significant of the vast expansion of the
water power of the country us th«
multiplicity of Htnuller plants actual
and projected In places that have ap
parently become decadent, but Deed
only the touch of tills new force to
awn ken them to new life. There are
hundreds of streams in New England,
and we have In mind several such In
Massachusetts and Connecticut that
fifty years ago furnished power for all
sorts of small but prosperous manu
—woolen mills, paper mills,
cutlery works, and so forth. In the
last two or three decades these enter
prises have gone by the board, swal
lowed up In the absorption* of their
business by the large centers. Bui
the streams remain, awaiting new uses
which seem to be congested by the ser
vice we are considering.
The central purpose of almost all
Invention is the Increase or multipli
cation of power and the development
Of electrical force and Its practical ap
plication performs that office for the
streams of New England. One* their
imver at a given polut was only sutti
clent to ran a single mill and that fre
quently not very large; but now work-
Ing through electric engines they urn
light the streets of towns, propel tbeli
cars and supply power for almost any
number and variety of Industries that
may be desired. As water power li
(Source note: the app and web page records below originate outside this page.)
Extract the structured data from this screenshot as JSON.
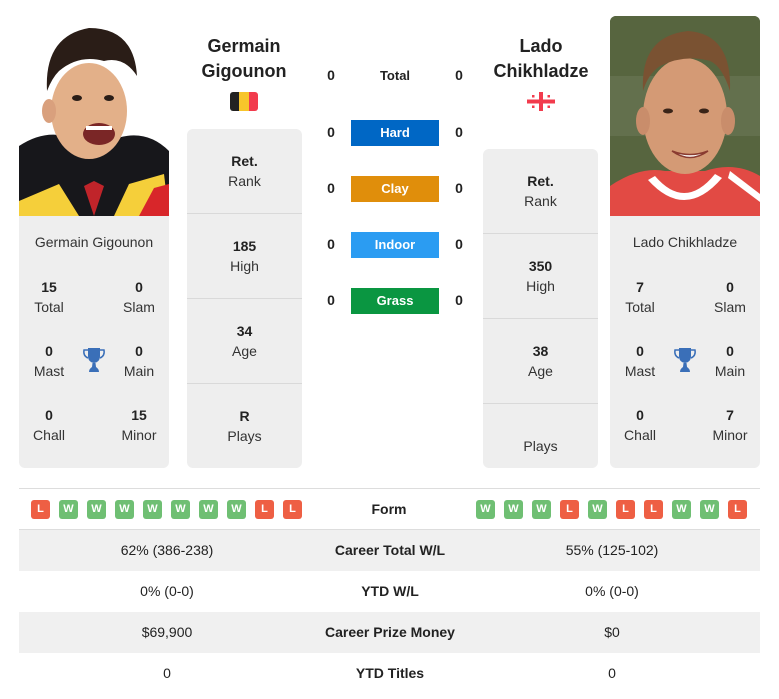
{
  "players": {
    "left": {
      "name_line1": "Germain",
      "name_line2": "Gigounon",
      "full_name": "Germain Gigounon",
      "flag": "belgium-flag",
      "flag_colors": [
        "#222222",
        "#f7c52b",
        "#f23b4d"
      ],
      "titles": {
        "total": {
          "value": "15",
          "label": "Total"
        },
        "slam": {
          "value": "0",
          "label": "Slam"
        },
        "mast": {
          "value": "0",
          "label": "Mast"
        },
        "main": {
          "value": "0",
          "label": "Main"
        },
        "chall": {
          "value": "0",
          "label": "Chall"
        },
        "minor": {
          "value": "15",
          "label": "Minor"
        }
      },
      "rank": {
        "value": "Ret.",
        "label": "Rank"
      },
      "high": {
        "value": "185",
        "label": "High"
      },
      "age": {
        "value": "34",
        "label": "Age"
      },
      "plays": {
        "value": "R",
        "label": "Plays"
      },
      "form": [
        "L",
        "W",
        "W",
        "W",
        "W",
        "W",
        "W",
        "W",
        "L",
        "L"
      ]
    },
    "right": {
      "name_line1": "Lado",
      "name_line2": "Chikhladze",
      "full_name": "Lado Chikhladze",
      "flag": "georgia-flag",
      "flag_colors": [
        "#ffffff",
        "#f23b4d"
      ],
      "titles": {
        "total": {
          "value": "7",
          "label": "Total"
        },
        "slam": {
          "value": "0",
          "label": "Slam"
        },
        "mast": {
          "value": "0",
          "label": "Mast"
        },
        "main": {
          "value": "0",
          "label": "Main"
        },
        "chall": {
          "value": "0",
          "label": "Chall"
        },
        "minor": {
          "value": "7",
          "label": "Minor"
        }
      },
      "rank": {
        "value": "Ret.",
        "label": "Rank"
      },
      "high": {
        "value": "350",
        "label": "High"
      },
      "age": {
        "value": "38",
        "label": "Age"
      },
      "plays": {
        "value": "",
        "label": "Plays"
      },
      "form": [
        "W",
        "W",
        "W",
        "L",
        "W",
        "L",
        "L",
        "W",
        "W",
        "L"
      ]
    }
  },
  "surfaces": [
    {
      "label": "Total",
      "left": "0",
      "right": "0",
      "color": ""
    },
    {
      "label": "Hard",
      "left": "0",
      "right": "0",
      "color": "#0067c5"
    },
    {
      "label": "Clay",
      "left": "0",
      "right": "0",
      "color": "#e08e0b"
    },
    {
      "label": "Indoor",
      "left": "0",
      "right": "0",
      "color": "#2b9cf2"
    },
    {
      "label": "Grass",
      "left": "0",
      "right": "0",
      "color": "#0a9641"
    }
  ],
  "form_label": "Form",
  "comparison": [
    {
      "label": "Career Total W/L",
      "left": "62% (386-238)",
      "right": "55% (125-102)"
    },
    {
      "label": "YTD W/L",
      "left": "0% (0-0)",
      "right": "0% (0-0)"
    },
    {
      "label": "Career Prize Money",
      "left": "$69,900",
      "right": "$0"
    },
    {
      "label": "YTD Titles",
      "left": "0",
      "right": "0"
    }
  ],
  "colors": {
    "win": "#6fbf73",
    "loss": "#ee5f44",
    "trophy": "#3a6fb8",
    "card_bg": "#eeeeee"
  }
}
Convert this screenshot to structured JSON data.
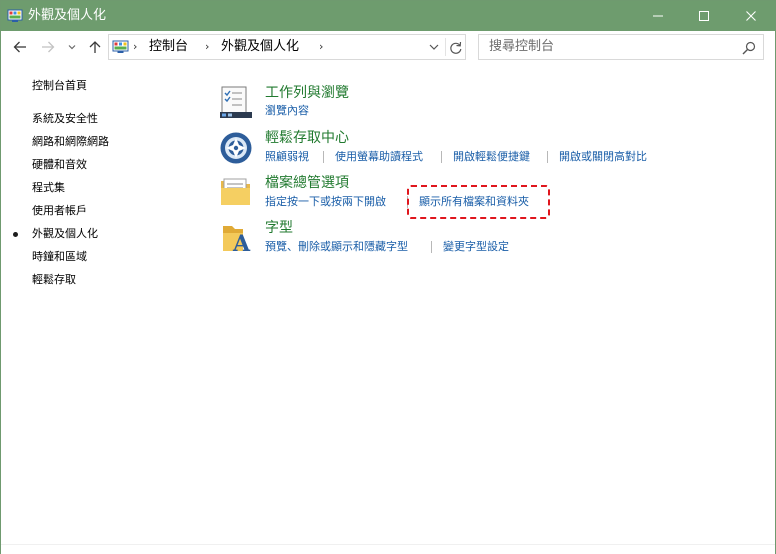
{
  "window": {
    "title": "外觀及個人化",
    "accent_color": "#6e9c6e"
  },
  "titlebar_buttons": {
    "minimize": "minimize-icon",
    "maximize": "maximize-icon",
    "close": "close-icon"
  },
  "navigation": {
    "back_icon": "arrow-left-icon",
    "forward_icon": "arrow-right-icon",
    "recent_icon": "chevron-down-icon",
    "up_icon": "arrow-up-icon"
  },
  "address": {
    "crumbs": [
      "控制台",
      "外觀及個人化"
    ],
    "separator": "›"
  },
  "search": {
    "placeholder": "搜尋控制台"
  },
  "sidebar": {
    "items": [
      {
        "label": "控制台首頁",
        "active": false
      },
      {
        "label": "系統及安全性",
        "active": false
      },
      {
        "label": "網路和網際網路",
        "active": false
      },
      {
        "label": "硬體和音效",
        "active": false
      },
      {
        "label": "程式集",
        "active": false
      },
      {
        "label": "使用者帳戶",
        "active": false
      },
      {
        "label": "外觀及個人化",
        "active": true
      },
      {
        "label": "時鐘和區域",
        "active": false
      },
      {
        "label": "輕鬆存取",
        "active": false
      }
    ]
  },
  "categories": [
    {
      "title": "工作列與瀏覽",
      "icon": "taskbar-navigation-icon",
      "links": [
        "瀏覽內容"
      ]
    },
    {
      "title": "輕鬆存取中心",
      "icon": "ease-of-access-icon",
      "links": [
        "照顧弱視",
        "使用螢幕助讀程式",
        "開啟輕鬆便捷鍵",
        "開啟或關閉高對比"
      ]
    },
    {
      "title": "檔案總管選項",
      "icon": "folder-options-icon",
      "links": [
        "指定按一下或按兩下開啟",
        "顯示所有檔案和資料夾"
      ]
    },
    {
      "title": "字型",
      "icon": "fonts-folder-icon",
      "links": [
        "預覽、刪除或顯示和隱藏字型",
        "變更字型設定"
      ]
    }
  ],
  "colors": {
    "category_title": "#217a2f",
    "link": "#1a5ea8",
    "highlight": "#e0161d"
  }
}
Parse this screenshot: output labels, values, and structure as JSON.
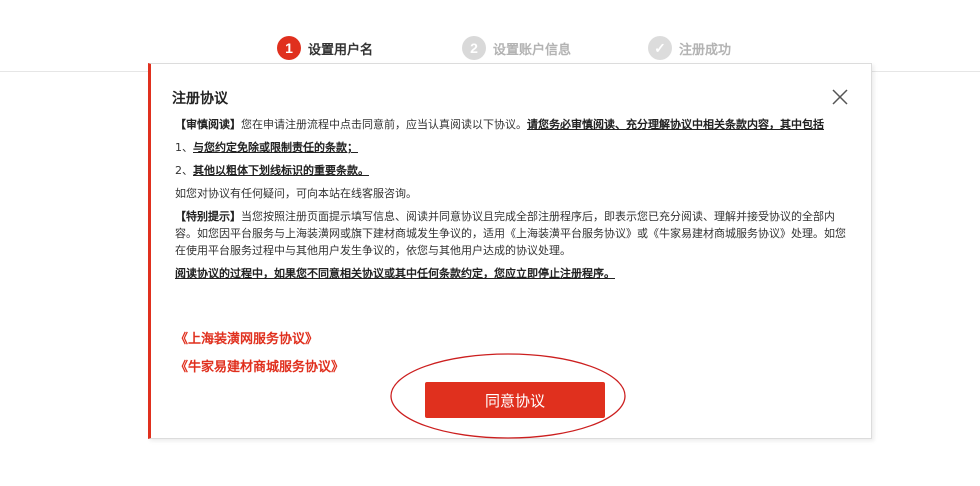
{
  "steps": [
    {
      "number": "1",
      "label": "设置用户名",
      "state": "active"
    },
    {
      "number": "2",
      "label": "设置账户信息",
      "state": "inactive"
    },
    {
      "number": "✓",
      "label": "注册成功",
      "state": "done"
    }
  ],
  "modal": {
    "title": "注册协议",
    "close_icon": "close-icon",
    "paragraphs": {
      "p1_bold": "【审慎阅读】",
      "p1_text": "您在申请注册流程中点击同意前，应当认真阅读以下协议。",
      "p1_bold_underline": "请您务必审慎阅读、充分理解协议中相关条款内容，其中包括",
      "p2_prefix": "1、",
      "p2_text": "与您约定免除或限制责任的条款；",
      "p3_prefix": "2、",
      "p3_text": "其他以粗体下划线标识的重要条款。",
      "p4_text": "如您对协议有任何疑问，可向本站在线客服咨询。",
      "p5_bold": "【特别提示】",
      "p5_text": "当您按照注册页面提示填写信息、阅读并同意协议且完成全部注册程序后，即表示您已充分阅读、理解并接受协议的全部内容。如您因平台服务与上海装潢网或旗下建材商城发生争议的，适用《上海装潢平台服务协议》或《牛家易建材商城服务协议》处理。如您在使用平台服务过程中与其他用户发生争议的，依您与其他用户达成的协议处理。",
      "p6_text": "阅读协议的过程中，如果您不同意相关协议或其中任何条款约定，您应立即停止注册程序。"
    },
    "links": {
      "link1": "《上海装潢网服务协议》",
      "link2": "《牛家易建材商城服务协议》"
    },
    "agree_button": "同意协议"
  },
  "colors": {
    "accent": "#e0301e",
    "inactive": "#d9d9d9"
  }
}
cheaper than steam power, many a
venture that would otherwise be un
promising can now be made profitable
and new leases of life be brought to
section* long threatened with atrophy
The latest piece of gossip in to gar
bled that when it was repeated to the
man It la on, he didn't recognise It,
and laughed heartily.
It It necessary to watch tome peo
ple every minute, or the/ will walk